• WHAT YOU HAVE TO DO
Report each line of the records where "label" occurs.

• LISTED ENTRIES

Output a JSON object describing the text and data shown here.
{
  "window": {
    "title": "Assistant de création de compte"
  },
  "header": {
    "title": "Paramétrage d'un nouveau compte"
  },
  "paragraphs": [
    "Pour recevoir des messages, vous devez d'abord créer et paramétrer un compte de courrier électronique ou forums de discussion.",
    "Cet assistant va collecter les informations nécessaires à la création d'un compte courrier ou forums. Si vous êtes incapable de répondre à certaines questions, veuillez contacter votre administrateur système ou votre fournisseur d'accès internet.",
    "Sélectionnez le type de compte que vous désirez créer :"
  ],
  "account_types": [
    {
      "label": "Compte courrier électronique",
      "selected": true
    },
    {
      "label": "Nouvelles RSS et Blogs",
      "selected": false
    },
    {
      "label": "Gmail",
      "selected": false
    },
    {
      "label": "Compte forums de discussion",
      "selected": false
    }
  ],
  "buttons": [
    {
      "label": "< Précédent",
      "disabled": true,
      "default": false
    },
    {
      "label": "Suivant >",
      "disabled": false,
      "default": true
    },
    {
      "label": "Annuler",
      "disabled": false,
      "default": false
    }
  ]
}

• WRITTEN ANSWER
      "label": "Compte courrier électronique",
      "label": "Nouvelles RSS et Blogs",
      "label": "Gmail",
      "label": "Compte forums de discussion",
      "label": "< Précédent",
      "label": "Suivant >",
      "label": "Annuler",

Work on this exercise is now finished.